  • Teams Create a Collaborative Slideshow: Team members present their individual slides to the group to combine for a team presentation that addresses meaningful observations, interpretations, and ideas from the exhibit. In addition to their individual observations, team members complete follow-up slides in which they synthesize individual perspectives with a bulleted list of take-aways from the experience as they read across them as a group. They are required to title the presentation and include a team photo at the end, along with references.
  • Presentation: Team members present their slideshows to the class and compare observations from the other groups.

Reflection on the Activity
I like this assignment because it involves students in several types of multimodal learning and composing experiences. They engage with digital oral and visual histories, visual artifacts, and experiential learning. The assignment asks them to move beyond passive reading and bring their subjects to life through these multimodal extensions. Although all of the students attended the same museum, it was interesting to see where they chose to focus their attention. Some students focused on the visual artifacts of the time period, such as propaganda posters, while others looked at gender roles during the war, racial disparity, and regional participation. Others explored lifestyle artifacts that represented cultural ideologies of the time, typical living spaces, lifestyle artifacts, and occupational trends. I found the students much more engaged when they connected with the interactive digital resources and immersive experiences than if they just read the texts on their own.

About the Author
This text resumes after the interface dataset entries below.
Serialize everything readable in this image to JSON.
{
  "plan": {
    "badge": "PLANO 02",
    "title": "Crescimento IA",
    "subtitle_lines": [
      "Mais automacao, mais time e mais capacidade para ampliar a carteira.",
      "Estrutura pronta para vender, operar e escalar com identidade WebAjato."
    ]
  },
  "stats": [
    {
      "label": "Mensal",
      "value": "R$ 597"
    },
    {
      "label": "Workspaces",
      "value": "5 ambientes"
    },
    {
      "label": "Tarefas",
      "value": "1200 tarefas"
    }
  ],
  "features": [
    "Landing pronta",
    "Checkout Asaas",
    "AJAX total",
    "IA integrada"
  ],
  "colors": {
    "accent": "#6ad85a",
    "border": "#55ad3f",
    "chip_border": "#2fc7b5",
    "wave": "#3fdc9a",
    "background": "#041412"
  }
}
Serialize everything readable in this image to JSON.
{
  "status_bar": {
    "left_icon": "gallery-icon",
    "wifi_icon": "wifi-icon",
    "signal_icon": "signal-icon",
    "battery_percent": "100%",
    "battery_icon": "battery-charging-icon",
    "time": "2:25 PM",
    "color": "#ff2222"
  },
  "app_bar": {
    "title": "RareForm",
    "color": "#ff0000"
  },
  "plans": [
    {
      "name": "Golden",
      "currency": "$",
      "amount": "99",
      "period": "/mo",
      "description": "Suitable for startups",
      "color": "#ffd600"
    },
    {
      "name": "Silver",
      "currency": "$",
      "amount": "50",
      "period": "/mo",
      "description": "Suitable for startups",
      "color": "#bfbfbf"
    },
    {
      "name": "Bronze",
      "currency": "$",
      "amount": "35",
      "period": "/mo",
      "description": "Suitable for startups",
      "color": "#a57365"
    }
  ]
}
Andrea A. Lunsford is the former director of the Program in Writing and Rhetoric at Stanford University and teaches at the Bread Loaf School of English. A past chair of CCCC, she has won the major publication awards in both the CCCC and MLA. For Bedford/St. Martin's, she is the author of The St. Martin's Handbook, The Everyday Writer and EasyWriter; The Presence of Others and Everything's an Argument with John Ruszkiewicz; and Everything's an Argument with Readings with John Ruszkiewicz and Keith Walters. She has never met a student she didn’t like—and she is excited about the possibilities for writers in the “literacy revolution” brought about by today’s technology. In addition to Andrea’s regular blog posts inspired by her teaching, reading, and traveling, her “Multimodal Mondays” posts offer ideas for introducing low-stakes multimodal assignments to the composition classroom.